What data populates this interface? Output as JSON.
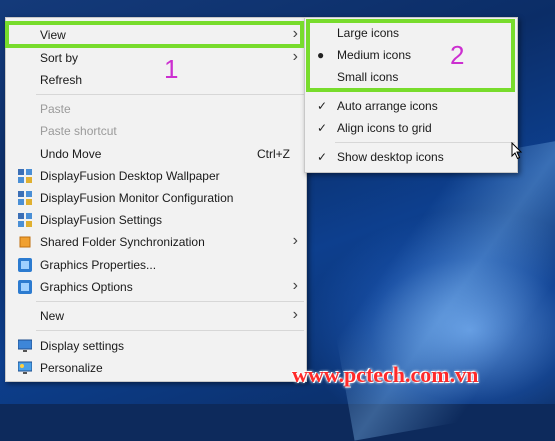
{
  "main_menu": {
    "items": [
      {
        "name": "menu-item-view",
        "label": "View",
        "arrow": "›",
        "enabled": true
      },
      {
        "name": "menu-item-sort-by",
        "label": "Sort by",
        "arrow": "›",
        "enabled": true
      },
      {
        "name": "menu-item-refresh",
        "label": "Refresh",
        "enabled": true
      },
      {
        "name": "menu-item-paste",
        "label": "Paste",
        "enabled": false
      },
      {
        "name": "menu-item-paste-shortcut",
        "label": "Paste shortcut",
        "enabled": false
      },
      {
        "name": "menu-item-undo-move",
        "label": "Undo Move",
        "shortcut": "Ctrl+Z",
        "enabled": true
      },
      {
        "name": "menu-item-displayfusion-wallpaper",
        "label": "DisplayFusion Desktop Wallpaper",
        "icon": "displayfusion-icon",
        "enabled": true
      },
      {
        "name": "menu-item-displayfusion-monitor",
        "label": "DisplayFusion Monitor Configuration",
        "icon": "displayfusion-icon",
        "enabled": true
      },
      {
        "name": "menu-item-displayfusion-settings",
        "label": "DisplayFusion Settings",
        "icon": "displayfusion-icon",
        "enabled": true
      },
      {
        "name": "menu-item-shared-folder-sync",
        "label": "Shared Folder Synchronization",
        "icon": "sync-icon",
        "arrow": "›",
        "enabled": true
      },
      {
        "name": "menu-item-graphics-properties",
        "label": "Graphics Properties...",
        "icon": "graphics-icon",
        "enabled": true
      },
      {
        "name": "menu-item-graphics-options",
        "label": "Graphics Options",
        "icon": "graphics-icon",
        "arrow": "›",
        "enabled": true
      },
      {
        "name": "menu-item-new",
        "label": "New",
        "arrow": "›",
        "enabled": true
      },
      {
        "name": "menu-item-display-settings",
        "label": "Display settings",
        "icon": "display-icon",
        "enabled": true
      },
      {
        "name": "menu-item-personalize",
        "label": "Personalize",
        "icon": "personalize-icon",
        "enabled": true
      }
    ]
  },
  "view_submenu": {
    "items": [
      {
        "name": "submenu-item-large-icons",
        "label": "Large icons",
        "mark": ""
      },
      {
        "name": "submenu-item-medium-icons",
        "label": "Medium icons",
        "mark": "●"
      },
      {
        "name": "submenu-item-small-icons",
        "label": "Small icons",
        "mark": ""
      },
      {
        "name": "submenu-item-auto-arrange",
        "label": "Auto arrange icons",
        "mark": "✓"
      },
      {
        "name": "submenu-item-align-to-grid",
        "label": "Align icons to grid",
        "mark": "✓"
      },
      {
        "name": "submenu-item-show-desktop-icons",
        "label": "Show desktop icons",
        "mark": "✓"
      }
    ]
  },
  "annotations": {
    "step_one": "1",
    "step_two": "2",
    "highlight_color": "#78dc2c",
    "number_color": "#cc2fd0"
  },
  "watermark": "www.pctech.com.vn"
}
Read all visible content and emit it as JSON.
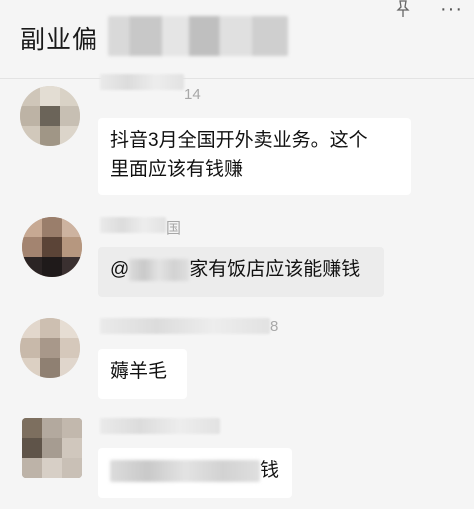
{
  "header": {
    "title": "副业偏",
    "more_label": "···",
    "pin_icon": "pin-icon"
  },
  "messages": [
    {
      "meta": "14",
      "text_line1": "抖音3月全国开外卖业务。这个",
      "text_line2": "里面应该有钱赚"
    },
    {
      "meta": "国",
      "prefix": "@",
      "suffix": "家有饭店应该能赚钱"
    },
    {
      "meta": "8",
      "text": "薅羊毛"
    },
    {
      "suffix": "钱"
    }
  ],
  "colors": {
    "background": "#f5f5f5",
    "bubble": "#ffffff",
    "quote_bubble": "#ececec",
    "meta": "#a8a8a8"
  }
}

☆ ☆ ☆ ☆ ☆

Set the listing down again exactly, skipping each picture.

● ANSWER
What data populates this interface? Output as JSON.
{
  "main_menu": {
    "items": [
      {
        "name": "menu-item-view",
        "label": "View",
        "arrow": "›",
        "enabled": true
      },
      {
        "name": "menu-item-sort-by",
        "label": "Sort by",
        "arrow": "›",
        "enabled": true
      },
      {
        "name": "menu-item-refresh",
        "label": "Refresh",
        "enabled": true
      },
      {
        "name": "menu-item-paste",
        "label": "Paste",
        "enabled": false
      },
      {
        "name": "menu-item-paste-shortcut",
        "label": "Paste shortcut",
        "enabled": false
      },
      {
        "name": "menu-item-undo-move",
        "label": "Undo Move",
        "shortcut": "Ctrl+Z",
        "enabled": true
      },
      {
        "name": "menu-item-displayfusion-wallpaper",
        "label": "DisplayFusion Desktop Wallpaper",
        "icon": "displayfusion-icon",
        "enabled": true
      },
      {
        "name": "menu-item-displayfusion-monitor",
        "label": "DisplayFusion Monitor Configuration",
        "icon": "displayfusion-icon",
        "enabled": true
      },
      {
        "name": "menu-item-displayfusion-settings",
        "label": "DisplayFusion Settings",
        "icon": "displayfusion-icon",
        "enabled": true
      },
      {
        "name": "menu-item-shared-folder-sync",
        "label": "Shared Folder Synchronization",
        "icon": "sync-icon",
        "arrow": "›",
        "enabled": true
      },
      {
        "name": "menu-item-graphics-properties",
        "label": "Graphics Properties...",
        "icon": "graphics-icon",
        "enabled": true
      },
      {
        "name": "menu-item-graphics-options",
        "label": "Graphics Options",
        "icon": "graphics-icon",
        "arrow": "›",
        "enabled": true
      },
      {
        "name": "menu-item-new",
        "label": "New",
        "arrow": "›",
        "enabled": true
      },
      {
        "name": "menu-item-display-settings",
        "label": "Display settings",
        "icon": "display-icon",
        "enabled": true
      },
      {
        "name": "menu-item-personalize",
        "label": "Personalize",
        "icon": "personalize-icon",
        "enabled": true
      }
    ]
  },
  "view_submenu": {
    "items": [
      {
        "name": "submenu-item-large-icons",
        "label": "Large icons",
        "mark": ""
      },
      {
        "name": "submenu-item-medium-icons",
        "label": "Medium icons",
        "mark": "●"
      },
      {
        "name": "submenu-item-small-icons",
        "label": "Small icons",
        "mark": ""
      },
      {
        "name": "submenu-item-auto-arrange",
        "label": "Auto arrange icons",
        "mark": "✓"
      },
      {
        "name": "submenu-item-align-to-grid",
        "label": "Align icons to grid",
        "mark": "✓"
      },
      {
        "name": "submenu-item-show-desktop-icons",
        "label": "Show desktop icons",
        "mark": "✓"
      }
    ]
  },
  "annotations": {
    "step_one": "1",
    "step_two": "2",
    "highlight_color": "#78dc2c",
    "number_color": "#cc2fd0"
  },
  "watermark": "www.pctech.com.vn"
}
Read all visible content and emit it as JSON.
{
  "header": {
    "title": "副业偏",
    "more_label": "···",
    "pin_icon": "pin-icon"
  },
  "messages": [
    {
      "meta": "14",
      "text_line1": "抖音3月全国开外卖业务。这个",
      "text_line2": "里面应该有钱赚"
    },
    {
      "meta": "国",
      "prefix": "@",
      "suffix": "家有饭店应该能赚钱"
    },
    {
      "meta": "8",
      "text": "薅羊毛"
    },
    {
      "suffix": "钱"
    }
  ],
  "colors": {
    "background": "#f5f5f5",
    "bubble": "#ffffff",
    "quote_bubble": "#ececec",
    "meta": "#a8a8a8"
  }
}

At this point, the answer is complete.